(Interface dataset entries)
────────────────
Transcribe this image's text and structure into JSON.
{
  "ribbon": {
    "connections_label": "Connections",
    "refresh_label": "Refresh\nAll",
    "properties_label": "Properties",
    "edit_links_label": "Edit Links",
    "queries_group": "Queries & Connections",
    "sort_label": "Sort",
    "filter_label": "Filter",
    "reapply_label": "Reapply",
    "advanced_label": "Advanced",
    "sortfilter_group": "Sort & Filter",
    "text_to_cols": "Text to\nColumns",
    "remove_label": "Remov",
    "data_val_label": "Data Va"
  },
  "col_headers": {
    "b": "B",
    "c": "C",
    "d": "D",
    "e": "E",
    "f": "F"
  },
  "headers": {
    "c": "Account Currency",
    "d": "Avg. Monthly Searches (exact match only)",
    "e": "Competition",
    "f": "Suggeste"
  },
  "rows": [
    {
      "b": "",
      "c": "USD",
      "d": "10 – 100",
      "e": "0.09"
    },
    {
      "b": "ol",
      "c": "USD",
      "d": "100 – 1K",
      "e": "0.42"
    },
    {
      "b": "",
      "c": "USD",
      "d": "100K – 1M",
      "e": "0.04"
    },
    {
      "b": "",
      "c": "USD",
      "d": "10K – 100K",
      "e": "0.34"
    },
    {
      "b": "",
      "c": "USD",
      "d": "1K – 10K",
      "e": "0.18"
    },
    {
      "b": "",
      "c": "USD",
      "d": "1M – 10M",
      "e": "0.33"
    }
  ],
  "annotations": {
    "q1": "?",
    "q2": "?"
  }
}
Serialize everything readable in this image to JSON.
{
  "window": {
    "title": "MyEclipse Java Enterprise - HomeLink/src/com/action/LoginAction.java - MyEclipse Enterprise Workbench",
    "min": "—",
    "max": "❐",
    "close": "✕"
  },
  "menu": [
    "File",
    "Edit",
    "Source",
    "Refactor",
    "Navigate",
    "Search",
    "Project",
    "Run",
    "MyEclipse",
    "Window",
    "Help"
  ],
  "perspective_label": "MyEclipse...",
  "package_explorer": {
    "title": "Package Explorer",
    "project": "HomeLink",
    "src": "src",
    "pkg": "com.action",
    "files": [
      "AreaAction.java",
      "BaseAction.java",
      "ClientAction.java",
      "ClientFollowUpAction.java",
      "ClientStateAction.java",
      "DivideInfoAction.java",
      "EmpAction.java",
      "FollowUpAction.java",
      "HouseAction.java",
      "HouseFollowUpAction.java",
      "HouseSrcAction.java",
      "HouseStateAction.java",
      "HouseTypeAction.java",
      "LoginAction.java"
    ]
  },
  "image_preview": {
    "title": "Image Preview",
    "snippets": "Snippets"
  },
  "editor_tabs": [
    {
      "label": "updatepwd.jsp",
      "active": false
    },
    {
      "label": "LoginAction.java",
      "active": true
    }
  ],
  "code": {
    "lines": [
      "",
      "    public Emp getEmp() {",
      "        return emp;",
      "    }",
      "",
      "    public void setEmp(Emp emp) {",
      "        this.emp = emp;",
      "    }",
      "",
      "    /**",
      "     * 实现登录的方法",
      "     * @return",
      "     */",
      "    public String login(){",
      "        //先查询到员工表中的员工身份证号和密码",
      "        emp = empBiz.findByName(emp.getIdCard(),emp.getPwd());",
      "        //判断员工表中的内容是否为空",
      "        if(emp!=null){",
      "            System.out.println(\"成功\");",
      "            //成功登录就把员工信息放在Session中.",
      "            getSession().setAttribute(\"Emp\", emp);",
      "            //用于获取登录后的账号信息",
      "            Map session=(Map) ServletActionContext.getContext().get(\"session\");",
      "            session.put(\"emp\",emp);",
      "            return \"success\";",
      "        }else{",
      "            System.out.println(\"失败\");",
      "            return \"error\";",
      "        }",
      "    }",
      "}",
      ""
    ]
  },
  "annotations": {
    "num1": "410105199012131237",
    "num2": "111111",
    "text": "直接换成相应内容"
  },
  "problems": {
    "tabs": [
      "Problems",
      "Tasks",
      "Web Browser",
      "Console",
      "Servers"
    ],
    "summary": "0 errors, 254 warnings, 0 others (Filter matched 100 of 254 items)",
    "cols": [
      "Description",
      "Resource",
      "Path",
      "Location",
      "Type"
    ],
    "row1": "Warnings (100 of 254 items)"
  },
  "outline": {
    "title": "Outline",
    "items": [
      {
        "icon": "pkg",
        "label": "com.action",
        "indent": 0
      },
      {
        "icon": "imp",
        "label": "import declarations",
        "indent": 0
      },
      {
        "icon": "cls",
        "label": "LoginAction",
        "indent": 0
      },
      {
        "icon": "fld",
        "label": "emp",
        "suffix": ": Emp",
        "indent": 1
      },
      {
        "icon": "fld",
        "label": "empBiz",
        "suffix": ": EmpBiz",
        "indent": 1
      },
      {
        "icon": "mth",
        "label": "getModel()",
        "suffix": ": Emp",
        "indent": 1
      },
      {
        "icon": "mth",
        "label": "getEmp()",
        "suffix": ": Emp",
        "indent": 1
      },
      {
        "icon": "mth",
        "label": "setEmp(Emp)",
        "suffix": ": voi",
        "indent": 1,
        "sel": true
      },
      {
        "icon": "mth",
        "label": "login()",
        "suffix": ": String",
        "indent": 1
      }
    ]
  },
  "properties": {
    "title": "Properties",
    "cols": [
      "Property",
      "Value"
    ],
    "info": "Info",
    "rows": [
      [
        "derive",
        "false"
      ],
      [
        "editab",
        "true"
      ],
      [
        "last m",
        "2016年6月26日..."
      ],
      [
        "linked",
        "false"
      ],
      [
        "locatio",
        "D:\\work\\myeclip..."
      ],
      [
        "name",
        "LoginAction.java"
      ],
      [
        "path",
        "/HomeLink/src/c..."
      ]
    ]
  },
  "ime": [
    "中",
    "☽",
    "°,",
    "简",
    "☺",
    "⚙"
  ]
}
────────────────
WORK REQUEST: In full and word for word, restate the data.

WRITTEN ANSWER:
Transcribe this image's text and structure into JSON.
{
  "ribbon": {
    "connections_label": "Connections",
    "refresh_label": "Refresh\nAll",
    "properties_label": "Properties",
    "edit_links_label": "Edit Links",
    "queries_group": "Queries & Connections",
    "sort_label": "Sort",
    "filter_label": "Filter",
    "reapply_label": "Reapply",
    "advanced_label": "Advanced",
    "sortfilter_group": "Sort & Filter",
    "text_to_cols": "Text to\nColumns",
    "remove_label": "Remov",
    "data_val_label": "Data Va"
  },
  "col_headers": {
    "b": "B",
    "c": "C",
    "d": "D",
    "e": "E",
    "f": "F"
  },
  "headers": {
    "c": "Account Currency",
    "d": "Avg. Monthly Searches (exact match only)",
    "e": "Competition",
    "f": "Suggeste"
  },
  "rows": [
    {
      "b": "",
      "c": "USD",
      "d": "10 – 100",
      "e": "0.09"
    },
    {
      "b": "ol",
      "c": "USD",
      "d": "100 – 1K",
      "e": "0.42"
    },
    {
      "b": "",
      "c": "USD",
      "d": "100K – 1M",
      "e": "0.04"
    },
    {
      "b": "",
      "c": "USD",
      "d": "10K – 100K",
      "e": "0.34"
    },
    {
      "b": "",
      "c": "USD",
      "d": "1K – 10K",
      "e": "0.18"
    },
    {
      "b": "",
      "c": "USD",
      "d": "1M – 10M",
      "e": "0.33"
    }
  ],
  "annotations": {
    "q1": "?",
    "q2": "?"
  }
}
Serialize everything readable in this image to JSON.
{
  "window": {
    "title": "MyEclipse Java Enterprise - HomeLink/src/com/action/LoginAction.java - MyEclipse Enterprise Workbench",
    "min": "—",
    "max": "❐",
    "close": "✕"
  },
  "menu": [
    "File",
    "Edit",
    "Source",
    "Refactor",
    "Navigate",
    "Search",
    "Project",
    "Run",
    "MyEclipse",
    "Window",
    "Help"
  ],
  "perspective_label": "MyEclipse...",
  "package_explorer": {
    "title": "Package Explorer",
    "project": "HomeLink",
    "src": "src",
    "pkg": "com.action",
    "files": [
      "AreaAction.java",
      "BaseAction.java",
      "ClientAction.java",
      "ClientFollowUpAction.java",
      "ClientStateAction.java",
      "DivideInfoAction.java",
      "EmpAction.java",
      "FollowUpAction.java",
      "HouseAction.java",
      "HouseFollowUpAction.java",
      "HouseSrcAction.java",
      "HouseStateAction.java",
      "HouseTypeAction.java",
      "LoginAction.java"
    ]
  },
  "image_preview": {
    "title": "Image Preview",
    "snippets": "Snippets"
  },
  "editor_tabs": [
    {
      "label": "updatepwd.jsp",
      "active": false
    },
    {
      "label": "LoginAction.java",
      "active": true
    }
  ],
  "code": {
    "lines": [
      "",
      "    public Emp getEmp() {",
      "        return emp;",
      "    }",
      "",
      "    public void setEmp(Emp emp) {",
      "        this.emp = emp;",
      "    }",
      "",
      "    /**",
      "     * 实现登录的方法",
      "     * @return",
      "     */",
      "    public String login(){",
      "        //先查询到员工表中的员工身份证号和密码",
      "        emp = empBiz.findByName(emp.getIdCard(),emp.getPwd());",
      "        //判断员工表中的内容是否为空",
      "        if(emp!=null){",
      "            System.out.println(\"成功\");",
      "            //成功登录就把员工信息放在Session中.",
      "            getSession().setAttribute(\"Emp\", emp);",
      "            //用于获取登录后的账号信息",
      "            Map session=(Map) ServletActionContext.getContext().get(\"session\");",
      "            session.put(\"emp\",emp);",
      "            return \"success\";",
      "        }else{",
      "            System.out.println(\"失败\");",
      "            return \"error\";",
      "        }",
      "    }",
      "}",
      ""
    ]
  },
  "annotations": {
    "num1": "410105199012131237",
    "num2": "111111",
    "text": "直接换成相应内容"
  },
  "problems": {
    "tabs": [
      "Problems",
      "Tasks",
      "Web Browser",
      "Console",
      "Servers"
    ],
    "summary": "0 errors, 254 warnings, 0 others (Filter matched 100 of 254 items)",
    "cols": [
      "Description",
      "Resource",
      "Path",
      "Location",
      "Type"
    ],
    "row1": "Warnings (100 of 254 items)"
  },
  "outline": {
    "title": "Outline",
    "items": [
      {
        "icon": "pkg",
        "label": "com.action",
        "indent": 0
      },
      {
        "icon": "imp",
        "label": "import declarations",
        "indent": 0
      },
      {
        "icon": "cls",
        "label": "LoginAction",
        "indent": 0
      },
      {
        "icon": "fld",
        "label": "emp",
        "suffix": ": Emp",
        "indent": 1
      },
      {
        "icon": "fld",
        "label": "empBiz",
        "suffix": ": EmpBiz",
        "indent": 1
      },
      {
        "icon": "mth",
        "label": "getModel()",
        "suffix": ": Emp",
        "indent": 1
      },
      {
        "icon": "mth",
        "label": "getEmp()",
        "suffix": ": Emp",
        "indent": 1
      },
      {
        "icon": "mth",
        "label": "setEmp(Emp)",
        "suffix": ": voi",
        "indent": 1,
        "sel": true
      },
      {
        "icon": "mth",
        "label": "login()",
        "suffix": ": String",
        "indent": 1
      }
    ]
  },
  "properties": {
    "title": "Properties",
    "cols": [
      "Property",
      "Value"
    ],
    "info": "Info",
    "rows": [
      [
        "derive",
        "false"
      ],
      [
        "editab",
        "true"
      ],
      [
        "last m",
        "2016年6月26日..."
      ],
      [
        "linked",
        "false"
      ],
      [
        "locatio",
        "D:\\work\\myeclip..."
      ],
      [
        "name",
        "LoginAction.java"
      ],
      [
        "path",
        "/HomeLink/src/c..."
      ]
    ]
  },
  "ime": [
    "中",
    "☽",
    "°,",
    "简",
    "☺",
    "⚙"
  ]
}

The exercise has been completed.